**Instructions to follow:** Show every line in the entries below where the word "android" appears.

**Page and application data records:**
Content starts

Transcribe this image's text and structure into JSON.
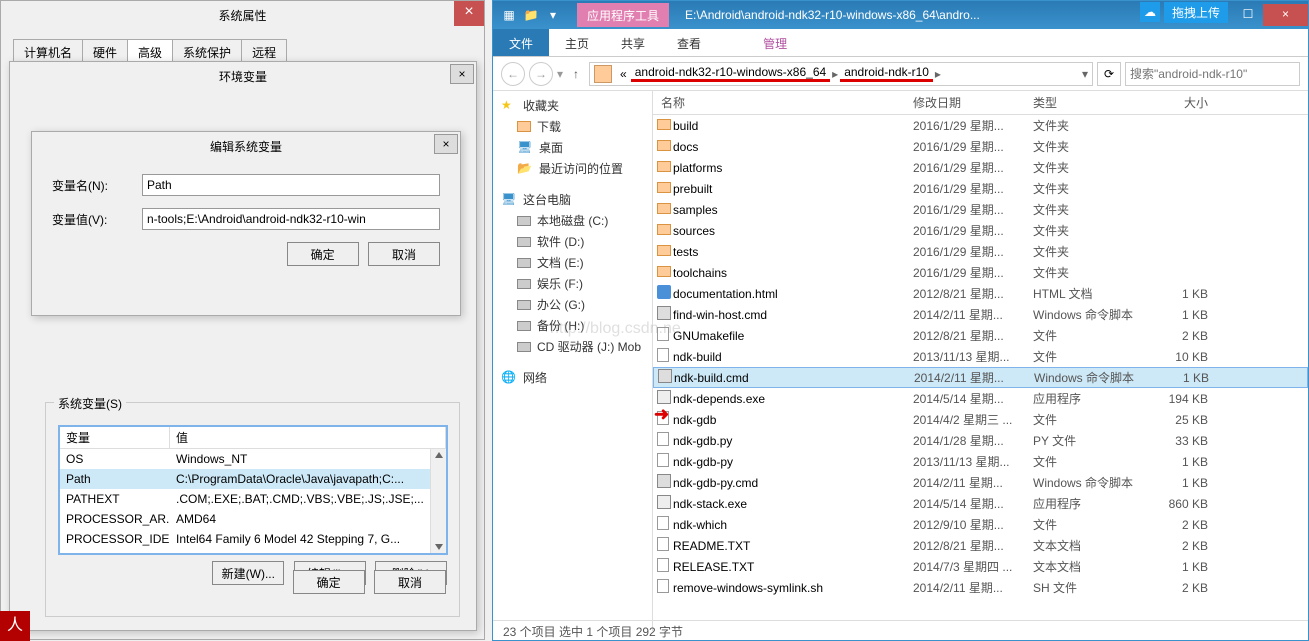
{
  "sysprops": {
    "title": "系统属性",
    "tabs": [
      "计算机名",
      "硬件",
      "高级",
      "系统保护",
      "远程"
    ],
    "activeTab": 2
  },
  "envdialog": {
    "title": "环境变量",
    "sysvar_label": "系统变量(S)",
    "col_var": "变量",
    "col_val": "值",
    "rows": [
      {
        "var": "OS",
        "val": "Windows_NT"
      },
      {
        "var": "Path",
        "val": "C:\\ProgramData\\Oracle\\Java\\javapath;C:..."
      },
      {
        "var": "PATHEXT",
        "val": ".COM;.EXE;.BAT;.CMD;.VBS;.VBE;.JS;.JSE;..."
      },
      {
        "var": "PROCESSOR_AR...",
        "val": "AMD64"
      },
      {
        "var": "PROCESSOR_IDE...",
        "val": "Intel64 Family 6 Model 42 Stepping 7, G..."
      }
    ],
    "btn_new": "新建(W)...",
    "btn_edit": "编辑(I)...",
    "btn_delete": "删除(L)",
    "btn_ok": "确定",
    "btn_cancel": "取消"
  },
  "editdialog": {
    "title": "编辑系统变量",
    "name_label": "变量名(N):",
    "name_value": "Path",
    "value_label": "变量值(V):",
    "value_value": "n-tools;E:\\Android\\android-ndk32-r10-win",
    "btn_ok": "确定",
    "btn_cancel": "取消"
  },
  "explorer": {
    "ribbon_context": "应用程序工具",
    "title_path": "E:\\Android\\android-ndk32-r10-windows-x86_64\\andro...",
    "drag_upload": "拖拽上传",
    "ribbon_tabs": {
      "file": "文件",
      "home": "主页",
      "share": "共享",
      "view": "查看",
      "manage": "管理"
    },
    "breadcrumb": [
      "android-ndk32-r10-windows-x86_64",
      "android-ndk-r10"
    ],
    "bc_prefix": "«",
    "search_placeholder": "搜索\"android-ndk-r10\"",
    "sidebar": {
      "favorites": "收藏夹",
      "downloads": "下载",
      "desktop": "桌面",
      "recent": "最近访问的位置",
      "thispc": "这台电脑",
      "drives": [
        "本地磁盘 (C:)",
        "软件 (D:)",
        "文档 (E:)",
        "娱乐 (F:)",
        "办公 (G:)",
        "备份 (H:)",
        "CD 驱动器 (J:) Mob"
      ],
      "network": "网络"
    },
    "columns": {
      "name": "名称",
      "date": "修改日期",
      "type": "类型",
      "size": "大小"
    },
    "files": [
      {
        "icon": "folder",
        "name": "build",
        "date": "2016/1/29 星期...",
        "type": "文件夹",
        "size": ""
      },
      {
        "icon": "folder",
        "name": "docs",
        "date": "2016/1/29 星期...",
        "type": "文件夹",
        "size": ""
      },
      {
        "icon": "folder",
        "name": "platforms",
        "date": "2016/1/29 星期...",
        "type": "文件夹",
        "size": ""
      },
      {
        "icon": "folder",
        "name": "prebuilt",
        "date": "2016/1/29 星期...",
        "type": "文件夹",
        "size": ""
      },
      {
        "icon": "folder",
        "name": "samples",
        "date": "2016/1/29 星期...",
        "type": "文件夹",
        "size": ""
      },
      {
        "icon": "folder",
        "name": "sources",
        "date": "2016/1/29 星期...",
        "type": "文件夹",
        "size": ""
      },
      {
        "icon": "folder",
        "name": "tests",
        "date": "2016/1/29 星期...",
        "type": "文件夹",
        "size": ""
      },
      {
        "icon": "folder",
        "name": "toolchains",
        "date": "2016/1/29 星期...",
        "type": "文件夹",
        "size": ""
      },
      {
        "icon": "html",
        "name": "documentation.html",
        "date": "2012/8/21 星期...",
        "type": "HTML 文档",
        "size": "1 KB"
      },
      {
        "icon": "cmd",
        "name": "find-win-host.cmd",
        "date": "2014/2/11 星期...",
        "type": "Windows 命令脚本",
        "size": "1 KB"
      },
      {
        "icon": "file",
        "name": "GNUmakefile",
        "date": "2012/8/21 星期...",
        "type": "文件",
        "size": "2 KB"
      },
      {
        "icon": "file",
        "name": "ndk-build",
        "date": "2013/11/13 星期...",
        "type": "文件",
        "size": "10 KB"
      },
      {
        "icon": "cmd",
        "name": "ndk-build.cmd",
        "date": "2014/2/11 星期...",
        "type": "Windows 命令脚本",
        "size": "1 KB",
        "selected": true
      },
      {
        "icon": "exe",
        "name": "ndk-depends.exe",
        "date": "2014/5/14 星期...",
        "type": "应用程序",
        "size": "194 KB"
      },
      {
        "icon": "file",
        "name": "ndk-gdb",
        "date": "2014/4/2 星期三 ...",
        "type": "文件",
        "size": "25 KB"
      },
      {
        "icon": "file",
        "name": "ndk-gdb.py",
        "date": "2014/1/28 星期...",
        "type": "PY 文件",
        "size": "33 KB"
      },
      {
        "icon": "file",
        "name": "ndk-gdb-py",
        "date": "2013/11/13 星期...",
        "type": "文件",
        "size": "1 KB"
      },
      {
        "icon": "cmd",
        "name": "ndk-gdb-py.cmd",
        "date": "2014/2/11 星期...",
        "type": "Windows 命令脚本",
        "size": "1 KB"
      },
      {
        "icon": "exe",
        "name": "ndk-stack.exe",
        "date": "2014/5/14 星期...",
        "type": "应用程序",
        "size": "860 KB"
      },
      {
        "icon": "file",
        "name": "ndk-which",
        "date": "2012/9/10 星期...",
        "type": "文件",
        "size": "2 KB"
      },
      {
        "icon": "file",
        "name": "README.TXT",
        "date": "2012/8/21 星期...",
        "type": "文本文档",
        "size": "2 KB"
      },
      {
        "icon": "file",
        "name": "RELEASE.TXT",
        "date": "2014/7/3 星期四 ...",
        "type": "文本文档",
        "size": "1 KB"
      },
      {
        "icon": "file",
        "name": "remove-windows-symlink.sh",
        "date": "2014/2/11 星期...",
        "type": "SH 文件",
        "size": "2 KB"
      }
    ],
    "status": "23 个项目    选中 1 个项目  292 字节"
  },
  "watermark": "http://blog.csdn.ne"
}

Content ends
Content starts

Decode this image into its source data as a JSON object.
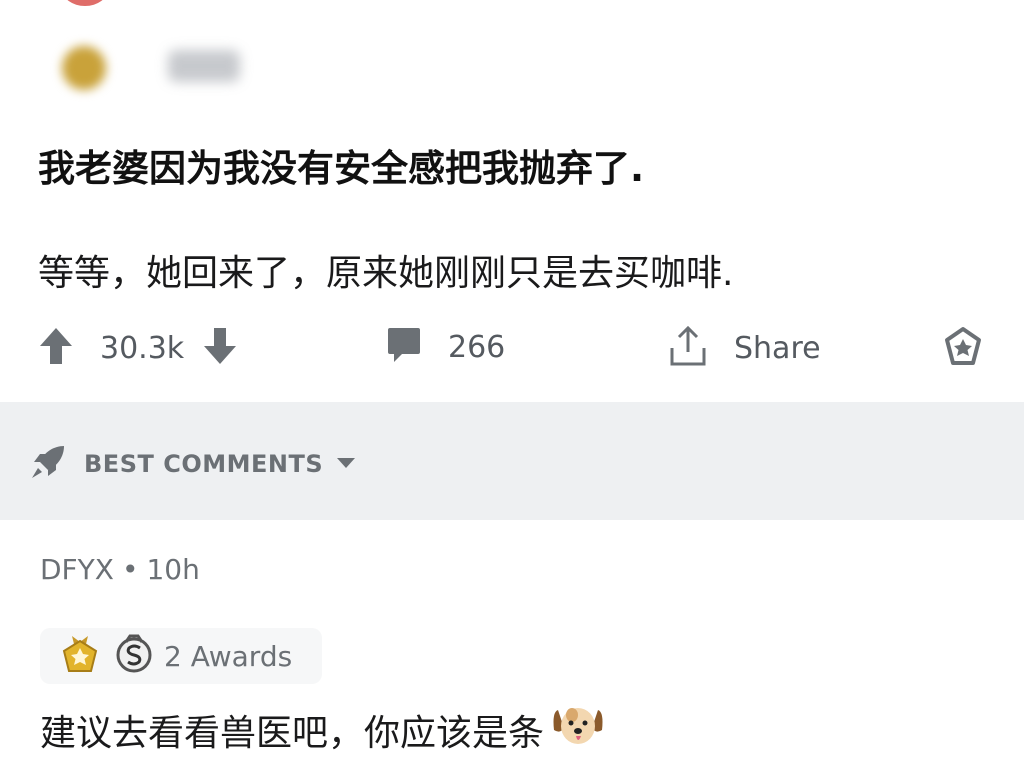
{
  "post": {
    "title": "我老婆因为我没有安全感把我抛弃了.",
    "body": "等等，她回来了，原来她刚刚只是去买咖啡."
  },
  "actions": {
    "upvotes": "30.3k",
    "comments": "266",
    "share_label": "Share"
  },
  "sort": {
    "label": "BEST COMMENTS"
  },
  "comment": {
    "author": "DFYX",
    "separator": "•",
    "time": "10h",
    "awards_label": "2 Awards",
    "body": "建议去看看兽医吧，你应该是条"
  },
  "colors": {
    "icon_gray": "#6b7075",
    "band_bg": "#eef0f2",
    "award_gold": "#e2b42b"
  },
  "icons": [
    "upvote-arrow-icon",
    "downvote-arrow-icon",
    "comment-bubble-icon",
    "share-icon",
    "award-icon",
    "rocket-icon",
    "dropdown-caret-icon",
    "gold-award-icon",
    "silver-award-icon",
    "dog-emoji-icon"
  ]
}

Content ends
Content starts

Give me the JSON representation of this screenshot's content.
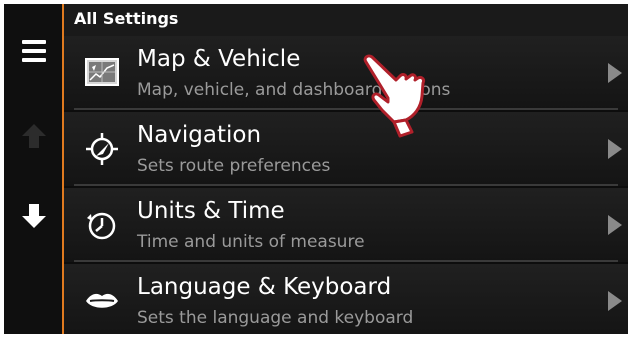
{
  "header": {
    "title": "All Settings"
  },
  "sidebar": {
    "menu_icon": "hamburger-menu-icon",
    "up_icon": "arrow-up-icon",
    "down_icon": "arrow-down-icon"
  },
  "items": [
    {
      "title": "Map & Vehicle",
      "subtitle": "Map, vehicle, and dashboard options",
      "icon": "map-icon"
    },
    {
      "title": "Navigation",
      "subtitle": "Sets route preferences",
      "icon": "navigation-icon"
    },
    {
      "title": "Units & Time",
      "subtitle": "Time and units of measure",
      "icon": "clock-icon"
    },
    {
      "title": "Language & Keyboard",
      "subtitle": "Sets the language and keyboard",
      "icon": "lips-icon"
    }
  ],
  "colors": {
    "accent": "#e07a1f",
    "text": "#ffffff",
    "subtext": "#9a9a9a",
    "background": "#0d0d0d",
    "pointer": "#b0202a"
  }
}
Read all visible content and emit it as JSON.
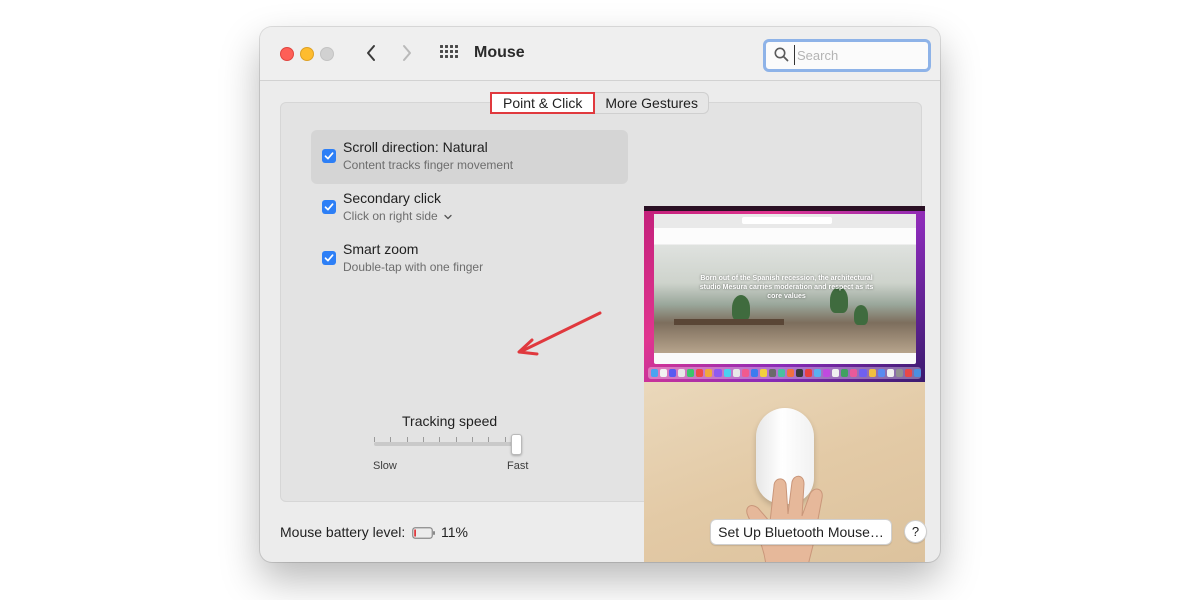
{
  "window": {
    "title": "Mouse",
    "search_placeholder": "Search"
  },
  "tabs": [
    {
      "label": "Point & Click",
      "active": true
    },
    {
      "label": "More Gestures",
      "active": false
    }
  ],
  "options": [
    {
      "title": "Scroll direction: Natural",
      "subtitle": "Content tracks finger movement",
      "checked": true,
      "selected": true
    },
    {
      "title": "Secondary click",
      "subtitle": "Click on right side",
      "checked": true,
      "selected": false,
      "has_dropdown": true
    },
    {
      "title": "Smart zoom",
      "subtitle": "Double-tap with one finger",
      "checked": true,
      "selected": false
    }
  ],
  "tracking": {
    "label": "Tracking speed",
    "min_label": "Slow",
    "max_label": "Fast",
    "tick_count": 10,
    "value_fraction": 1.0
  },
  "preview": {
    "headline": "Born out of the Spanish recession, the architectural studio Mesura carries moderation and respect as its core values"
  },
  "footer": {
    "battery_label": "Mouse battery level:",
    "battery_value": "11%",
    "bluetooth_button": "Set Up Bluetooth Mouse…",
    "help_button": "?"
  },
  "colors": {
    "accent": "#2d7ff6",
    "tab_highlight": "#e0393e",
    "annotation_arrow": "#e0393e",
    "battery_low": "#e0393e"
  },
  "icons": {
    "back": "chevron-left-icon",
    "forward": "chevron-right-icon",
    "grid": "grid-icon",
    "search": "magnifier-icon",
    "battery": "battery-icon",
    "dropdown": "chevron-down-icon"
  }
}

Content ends

**Solution to this problem:**
    "value_value": "n-tools;E:\\Android\\android-ndk32-r10-win",
    "title_path": "E:\\Android\\android-ndk32-r10-windows-x86_64\\andro...",
      "android-ndk32-r10-windows-x86_64",
      "android-ndk-r10"
    "search_placeholder": "搜索\"android-ndk-r10\"",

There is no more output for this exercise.